Work instruction:
Give back the full set of entries that follows, exactly as written.

[Start of Attachment]

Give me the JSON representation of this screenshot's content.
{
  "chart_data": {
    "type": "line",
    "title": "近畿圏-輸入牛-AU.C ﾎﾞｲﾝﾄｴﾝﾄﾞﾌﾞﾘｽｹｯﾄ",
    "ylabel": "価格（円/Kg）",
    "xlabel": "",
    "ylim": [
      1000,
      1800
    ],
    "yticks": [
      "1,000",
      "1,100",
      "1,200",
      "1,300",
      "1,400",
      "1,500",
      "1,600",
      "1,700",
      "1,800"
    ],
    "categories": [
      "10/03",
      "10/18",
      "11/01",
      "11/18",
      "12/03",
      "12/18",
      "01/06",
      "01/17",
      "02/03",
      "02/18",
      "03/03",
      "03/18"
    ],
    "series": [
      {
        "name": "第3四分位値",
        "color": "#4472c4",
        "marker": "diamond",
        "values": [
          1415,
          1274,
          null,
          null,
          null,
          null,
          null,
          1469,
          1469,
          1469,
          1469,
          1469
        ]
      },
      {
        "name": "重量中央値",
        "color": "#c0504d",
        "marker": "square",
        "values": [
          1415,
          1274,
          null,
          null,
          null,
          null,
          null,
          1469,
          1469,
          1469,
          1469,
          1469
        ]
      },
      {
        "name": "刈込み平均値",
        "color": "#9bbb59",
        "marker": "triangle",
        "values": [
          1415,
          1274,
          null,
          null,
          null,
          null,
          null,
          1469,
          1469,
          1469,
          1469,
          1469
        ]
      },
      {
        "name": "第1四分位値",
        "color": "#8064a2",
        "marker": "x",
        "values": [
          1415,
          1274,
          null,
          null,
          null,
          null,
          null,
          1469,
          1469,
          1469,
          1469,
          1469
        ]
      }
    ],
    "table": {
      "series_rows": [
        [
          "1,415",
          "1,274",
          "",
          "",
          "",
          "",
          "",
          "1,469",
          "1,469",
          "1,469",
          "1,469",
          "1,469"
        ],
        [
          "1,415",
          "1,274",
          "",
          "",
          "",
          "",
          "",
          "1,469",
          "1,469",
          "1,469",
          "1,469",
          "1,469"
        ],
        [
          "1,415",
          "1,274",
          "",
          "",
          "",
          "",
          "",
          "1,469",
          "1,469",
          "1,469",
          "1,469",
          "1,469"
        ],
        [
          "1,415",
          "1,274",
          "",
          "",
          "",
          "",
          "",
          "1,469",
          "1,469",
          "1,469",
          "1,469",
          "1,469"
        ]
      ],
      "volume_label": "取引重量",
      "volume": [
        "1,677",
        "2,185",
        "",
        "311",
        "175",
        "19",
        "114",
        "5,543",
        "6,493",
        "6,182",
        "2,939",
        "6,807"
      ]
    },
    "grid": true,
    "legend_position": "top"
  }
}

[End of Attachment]

Answer to the problem:
Give me the JSON representation of this screenshot's content.
{
  "chart_data": {
    "type": "line",
    "title": "近畿圏-輸入牛-AU.C ﾎﾞｲﾝﾄｴﾝﾄﾞﾌﾞﾘｽｹｯﾄ",
    "ylabel": "価格（円/Kg）",
    "xlabel": "",
    "ylim": [
      1000,
      1800
    ],
    "yticks": [
      "1,000",
      "1,100",
      "1,200",
      "1,300",
      "1,400",
      "1,500",
      "1,600",
      "1,700",
      "1,800"
    ],
    "categories": [
      "10/03",
      "10/18",
      "11/01",
      "11/18",
      "12/03",
      "12/18",
      "01/06",
      "01/17",
      "02/03",
      "02/18",
      "03/03",
      "03/18"
    ],
    "series": [
      {
        "name": "第3四分位値",
        "color": "#4472c4",
        "marker": "diamond",
        "values": [
          1415,
          1274,
          null,
          null,
          null,
          null,
          null,
          1469,
          1469,
          1469,
          1469,
          1469
        ]
      },
      {
        "name": "重量中央値",
        "color": "#c0504d",
        "marker": "square",
        "values": [
          1415,
          1274,
          null,
          null,
          null,
          null,
          null,
          1469,
          1469,
          1469,
          1469,
          1469
        ]
      },
      {
        "name": "刈込み平均値",
        "color": "#9bbb59",
        "marker": "triangle",
        "values": [
          1415,
          1274,
          null,
          null,
          null,
          null,
          null,
          1469,
          1469,
          1469,
          1469,
          1469
        ]
      },
      {
        "name": "第1四分位値",
        "color": "#8064a2",
        "marker": "x",
        "values": [
          1415,
          1274,
          null,
          null,
          null,
          null,
          null,
          1469,
          1469,
          1469,
          1469,
          1469
        ]
      }
    ],
    "table": {
      "series_rows": [
        [
          "1,415",
          "1,274",
          "",
          "",
          "",
          "",
          "",
          "1,469",
          "1,469",
          "1,469",
          "1,469",
          "1,469"
        ],
        [
          "1,415",
          "1,274",
          "",
          "",
          "",
          "",
          "",
          "1,469",
          "1,469",
          "1,469",
          "1,469",
          "1,469"
        ],
        [
          "1,415",
          "1,274",
          "",
          "",
          "",
          "",
          "",
          "1,469",
          "1,469",
          "1,469",
          "1,469",
          "1,469"
        ],
        [
          "1,415",
          "1,274",
          "",
          "",
          "",
          "",
          "",
          "1,469",
          "1,469",
          "1,469",
          "1,469",
          "1,469"
        ]
      ],
      "volume_label": "取引重量",
      "volume": [
        "1,677",
        "2,185",
        "",
        "311",
        "175",
        "19",
        "114",
        "5,543",
        "6,493",
        "6,182",
        "2,939",
        "6,807"
      ]
    },
    "grid": true,
    "legend_position": "top"
  }
}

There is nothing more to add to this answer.